Courtney Martin’s book Click: When We Knew We Were Feminists is a compilation of short narratives describing various points when the writer experienced something that caused feminism to resonate or to “click” for them. As someone who, for over five years, looked forward to “click” moments among students who made their way into the women’s center, this book definitely appealed to me. The first time someone defines themselves as a “feminist” could be the result of a series of events or a string of circumstances that, added together, result in a formative identity-shaping experience. Or, it could literally be immediate.
For me, it happened twenty or so years ago during the semester in college when I enrolled in ART 314: Women in Art History, a course offered only every other spring at Colorado State University, and an elective that counted toward my minor in Art History. ART 314 was the fourth or fifth art history class I had taken at CSU, and part way through the first class, it happened. I realized that, until that class, the entire curriculum I had studied in the “art history survey” courses, also known as the ‘canon of art history,’ was overwhelmingly male. Click.
To those who study history, literature, music, art, poetry, theater (and the list goes on) this is not new news. Women have been systematically written out of the history books, their accomplishments minimized or fully excluded, and women artists are just one group who are not considered among the ‘canon.’ As those of you reading this blog likely know, there’s an entire discipline with its roots in understanding and exposing these facts, women’s studies.

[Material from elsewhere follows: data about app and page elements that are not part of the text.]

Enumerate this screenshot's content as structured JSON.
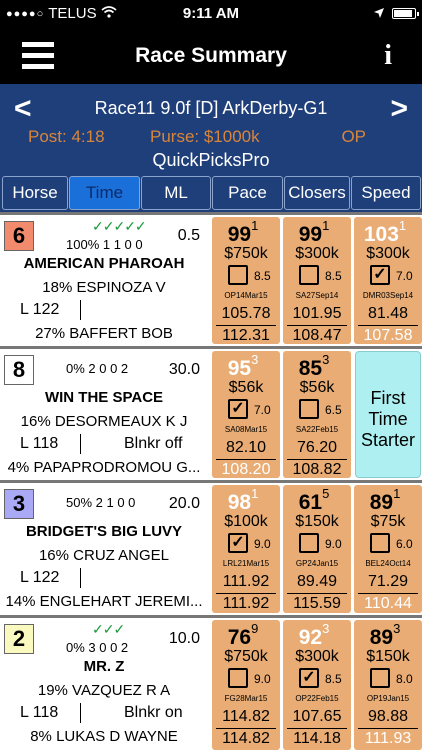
{
  "status_bar": {
    "carrier": "TELUS",
    "time": "9:11 AM"
  },
  "nav": {
    "title": "Race Summary",
    "info_label": "i"
  },
  "race": {
    "title": "Race11  9.0f  [D]  ArkDerby-G1",
    "post": "Post: 4:18",
    "purse": "Purse: $1000k",
    "type": "OP",
    "source": "QuickPicksPro",
    "prev_arrow": "<",
    "next_arrow": ">"
  },
  "tabs": [
    "Horse",
    "Time",
    "ML",
    "Pace",
    "Closers",
    "Speed"
  ],
  "active_tab": "Time",
  "colors": {
    "header_bg": "#1f3f7a",
    "tab_active": "#1a6fd8",
    "card": "#e8ac74",
    "first_time": "#aef0f2",
    "accent_orange": "#d9853a",
    "check_green": "#1a9a3a"
  },
  "horses": [
    {
      "pp": "6",
      "pp_color": "#f28b6e",
      "checks": "✓✓✓✓✓",
      "stats": "100% 1 1 0 0",
      "ml": "0.5",
      "name": "AMERICAN PHAROAH",
      "jockey": "18% ESPINOZA V",
      "weight": "L 122",
      "equip": "",
      "trainer": "27% BAFFERT BOB",
      "races": [
        {
          "fig": "99",
          "sup": "1",
          "claim": "$750k",
          "checked": false,
          "odds": "8.5",
          "date": "OP14Mar15",
          "t1": "105.78",
          "t2": "112.31",
          "t2_white": false
        },
        {
          "fig": "99",
          "sup": "1",
          "claim": "$300k",
          "checked": false,
          "odds": "8.5",
          "date": "SA27Sep14",
          "t1": "101.95",
          "t2": "108.47",
          "t2_white": false
        },
        {
          "fig": "103",
          "sup": "1",
          "claim": "$300k",
          "checked": true,
          "odds": "7.0",
          "date": "DMR03Sep14",
          "t1": "81.48",
          "t2": "107.58",
          "t2_white": true,
          "fig_white": true
        }
      ]
    },
    {
      "pp": "8",
      "pp_color": "#ffffff",
      "checks": "",
      "stats": "0% 2 0 0 2",
      "ml": "30.0",
      "name": "WIN THE SPACE",
      "jockey": "16% DESORMEAUX K J",
      "weight": "L 118",
      "equip": "Blnkr off",
      "trainer": "4% PAPAPRODROMOU G...",
      "races": [
        {
          "fig": "95",
          "sup": "3",
          "claim": "$56k",
          "checked": true,
          "odds": "7.0",
          "date": "SA08Mar15",
          "t1": "82.10",
          "t2": "108.20",
          "t2_white": true,
          "fig_white": true
        },
        {
          "fig": "85",
          "sup": "3",
          "claim": "$56k",
          "checked": false,
          "odds": "6.5",
          "date": "SA22Feb15",
          "t1": "76.20",
          "t2": "108.82",
          "t2_white": false
        }
      ],
      "first_time": "First Time Starter"
    },
    {
      "pp": "3",
      "pp_color": "#a9a9f5",
      "checks": "",
      "stats": "50% 2 1 0 0",
      "ml": "20.0",
      "name": "BRIDGET'S BIG LUVY",
      "jockey": "16% CRUZ ANGEL",
      "weight": "L 122",
      "equip": "",
      "trainer": "14% ENGLEHART JEREMI...",
      "races": [
        {
          "fig": "98",
          "sup": "1",
          "claim": "$100k",
          "checked": true,
          "odds": "9.0",
          "date": "LRL21Mar15",
          "t1": "111.92",
          "t2": "111.92",
          "t2_white": false,
          "fig_white": true
        },
        {
          "fig": "61",
          "sup": "5",
          "claim": "$150k",
          "checked": false,
          "odds": "9.0",
          "date": "GP24Jan15",
          "t1": "89.49",
          "t2": "115.59",
          "t2_white": false
        },
        {
          "fig": "89",
          "sup": "1",
          "claim": "$75k",
          "checked": false,
          "odds": "6.0",
          "date": "BEL24Oct14",
          "t1": "71.29",
          "t2": "110.44",
          "t2_white": true
        }
      ]
    },
    {
      "pp": "2",
      "pp_color": "#fafac0",
      "checks": "✓✓✓",
      "stats": "0% 3 0 0 2",
      "ml": "10.0",
      "name": "MR. Z",
      "jockey": "19% VAZQUEZ R A",
      "weight": "L 118",
      "equip": "Blnkr on",
      "trainer": "8% LUKAS D WAYNE",
      "races": [
        {
          "fig": "76",
          "sup": "9",
          "claim": "$750k",
          "checked": false,
          "odds": "9.0",
          "date": "FG28Mar15",
          "t1": "114.82",
          "t2": "114.82",
          "t2_white": false
        },
        {
          "fig": "92",
          "sup": "3",
          "claim": "$300k",
          "checked": true,
          "odds": "8.5",
          "date": "OP22Feb15",
          "t1": "107.65",
          "t2": "114.18",
          "t2_white": false,
          "fig_white": true
        },
        {
          "fig": "89",
          "sup": "3",
          "claim": "$150k",
          "checked": false,
          "odds": "8.0",
          "date": "OP19Jan15",
          "t1": "98.88",
          "t2": "111.93",
          "t2_white": true
        }
      ]
    }
  ]
}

Fast forward to today. As a parent volunteer, I have agreed to coordinate an art education program called “Meet the Masters” for my son’s elementary school (I didn’t make up the name, and I recognize the other connotations of the word which are deeply offensive). The program consists of a rotating set of 100+ framed prints of famous art purchased by a grant obtained several years ago by the Okemos Parent Foundation (the school district’s parent organization). The 100+ framed prints rotate among the three elementary schools in the school district. A district coordinator manages the distribution process, oversees repairs to the frames, and replaces artwork as needed. The program’s goal is to promote art literacy and appreciation by introducing K-4 students to famous works of art. Parents volunteer to serve as presenters, and each month, a volunteer visits their child’s classroom, gives a short lecture about the artwork, the artist, and then facilitates an interactive discussion about their assigned print for the month. As someone who has loved art history since my days in college as an Art History Minor, I love this program. Children look upon art with fresh and interested eyes. When the school coordinator role opened this fall, I jumped at the opportunity to help.
And so yesterday I stopped by the house of the district “Meet the Masters” coordinator to pick up the 22 prints that we’ll be rotating among the classrooms this year at my child’s school. Upon arrival at the designated pick up time, I asked for a few “extras” to use as alternates if we needed a backup. The district coordinator was sitting at her dining room table, trying to decide which prints we’d had the previous year and scanning through the list, while her husband held up options for her to check against her list. He held up a framed photo of Judy Chicago’s epic installation The Dinner Party (1979). She looked at it and said to her husband, “No, that piece is ‘too controversial’.”
“Wait a minute,” I said. “I’d actually like that piece for my school this year.”
“Really? You really want it?” she shrugged, “I guess you could use it as an alternate.” And, with that, her husband added it to my stack and I left.
Last night I posted a photo of the print on instagram and facebook along with this comment:
Apparently this famous piece by Judy Chicago is “controversial” according to the Okemos school district’s “Meet the Masters” Art Appreciation program district coordinator (I am the MTM school coordinator for one of the elementary schools in the district). Um, how about the fact that of the 22 paintings my school was assigned, this one, a sculpture about how women have been systematically erased from history, is one of only two pieces by women artists?! #feministrant
My friend Will Barratt wrote,
“I looked up “controversial” in my internal dictionary. It was defined as any opinion or truth other than yours. Something that makes you uncomfortable. Something that you don’t want other people to see because it may affect them in some way that you don’t like.”
I couldn’t have said it better (thanks Will!). We need challenging social commentary through art. We need to get uncomfortable. We need opportunities to discuss these challenges and examine our privilege. And, we need to have these conversations with children. Early. And further, I think we also need to interrogate who decides what knowledge is shared and whose perspectives matter. If this one district coordinator was censoring this one piece of art, scale that up, and there’s your real controversy.